===== Supplied material =====

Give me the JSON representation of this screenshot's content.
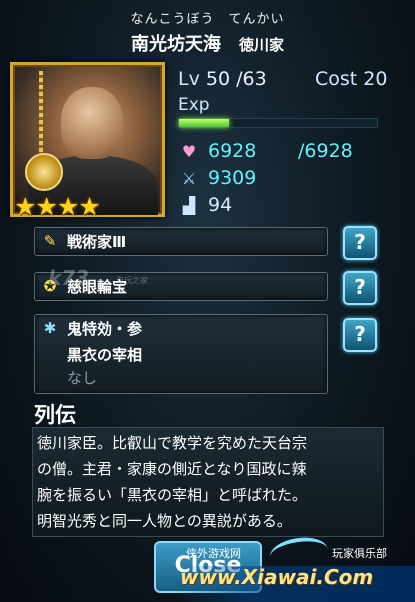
{
  "header": {
    "ruby": "なんこうぼう　てんかい",
    "name": "南光坊天海",
    "clan": "徳川家"
  },
  "card": {
    "stars": "★★★★",
    "star_count": 4
  },
  "stats": {
    "lv_label": "Lv",
    "lv_value": "50 /63",
    "cost_label": "Cost",
    "cost_value": "20",
    "exp_label": "Exp",
    "exp_fraction": 0.25,
    "hp_icon": "heart-icon",
    "hp_value": "6928",
    "hp_max": "/6928",
    "atk_icon": "sword-icon",
    "atk_value": "9309",
    "spd_icon": "boot-icon",
    "spd_value": "94"
  },
  "skills": [
    {
      "icon": "tactician-icon",
      "label": "戦術家Ⅲ"
    },
    {
      "icon": "treasure-icon",
      "label": "慈眼輪宝"
    },
    {
      "icon": "special-attack-icon",
      "label": "鬼特効・参",
      "line2": "黒衣の宰相",
      "line3": "なし"
    }
  ],
  "help_button": "?",
  "bio": {
    "title": "列伝",
    "lines": [
      "徳川家臣。比叡山で教学を究めた天台宗",
      "の僧。主君・家康の側近となり国政に辣",
      "腕を振るい「黒衣の宰相」と呼ばれた。",
      "明智光秀と同一人物との異説がある。"
    ]
  },
  "close_button": "Close",
  "watermark": {
    "k73": "k73",
    "k73_cn": "电玩之家",
    "k73_url": ".com",
    "xiawai": "www.Xiawai.Com",
    "xiawai_left": "侠外游戏网",
    "xiawai_right": "玩家俱乐部"
  },
  "colors": {
    "stat_cyan": "#5ef3ff",
    "gold_border": "#d7a72d",
    "exp_green": "#7dff55"
  }
}
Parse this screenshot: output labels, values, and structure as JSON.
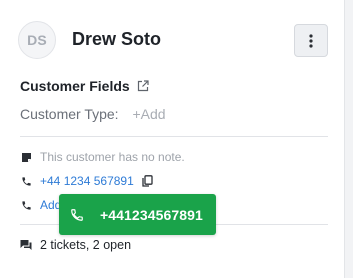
{
  "contact": {
    "initials": "DS",
    "name": "Drew Soto"
  },
  "customer_fields": {
    "title": "Customer Fields",
    "type_label": "Customer Type:",
    "type_add": "+Add"
  },
  "details": {
    "note": "This customer has no note.",
    "phone": "+44 1234 567891",
    "add_phone": "Add",
    "tickets": "2 tickets, 2 open"
  },
  "tooltip": {
    "phone": "+441234567891"
  },
  "colors": {
    "accent_green": "#1aa34a",
    "link_blue": "#2e7bd6"
  }
}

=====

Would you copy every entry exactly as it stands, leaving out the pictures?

Give me the JSON representation of this screenshot's content.
{
  "header": {
    "ruby": "なんこうぼう　てんかい",
    "name": "南光坊天海",
    "clan": "徳川家"
  },
  "card": {
    "stars": "★★★★",
    "star_count": 4
  },
  "stats": {
    "lv_label": "Lv",
    "lv_value": "50 /63",
    "cost_label": "Cost",
    "cost_value": "20",
    "exp_label": "Exp",
    "exp_fraction": 0.25,
    "hp_icon": "heart-icon",
    "hp_value": "6928",
    "hp_max": "/6928",
    "atk_icon": "sword-icon",
    "atk_value": "9309",
    "spd_icon": "boot-icon",
    "spd_value": "94"
  },
  "skills": [
    {
      "icon": "tactician-icon",
      "label": "戦術家Ⅲ"
    },
    {
      "icon": "treasure-icon",
      "label": "慈眼輪宝"
    },
    {
      "icon": "special-attack-icon",
      "label": "鬼特効・参",
      "line2": "黒衣の宰相",
      "line3": "なし"
    }
  ],
  "help_button": "?",
  "bio": {
    "title": "列伝",
    "lines": [
      "徳川家臣。比叡山で教学を究めた天台宗",
      "の僧。主君・家康の側近となり国政に辣",
      "腕を振るい「黒衣の宰相」と呼ばれた。",
      "明智光秀と同一人物との異説がある。"
    ]
  },
  "close_button": "Close",
  "watermark": {
    "k73": "k73",
    "k73_cn": "电玩之家",
    "k73_url": ".com",
    "xiawai": "www.Xiawai.Com",
    "xiawai_left": "侠外游戏网",
    "xiawai_right": "玩家俱乐部"
  },
  "colors": {
    "stat_cyan": "#5ef3ff",
    "gold_border": "#d7a72d",
    "exp_green": "#7dff55"
  }
}
Parse this screenshot: output labels, values, and structure as JSON.
{
  "contact": {
    "initials": "DS",
    "name": "Drew Soto"
  },
  "customer_fields": {
    "title": "Customer Fields",
    "type_label": "Customer Type:",
    "type_add": "+Add"
  },
  "details": {
    "note": "This customer has no note.",
    "phone": "+44 1234 567891",
    "add_phone": "Add",
    "tickets": "2 tickets, 2 open"
  },
  "tooltip": {
    "phone": "+441234567891"
  },
  "colors": {
    "accent_green": "#1aa34a",
    "link_blue": "#2e7bd6"
  }
}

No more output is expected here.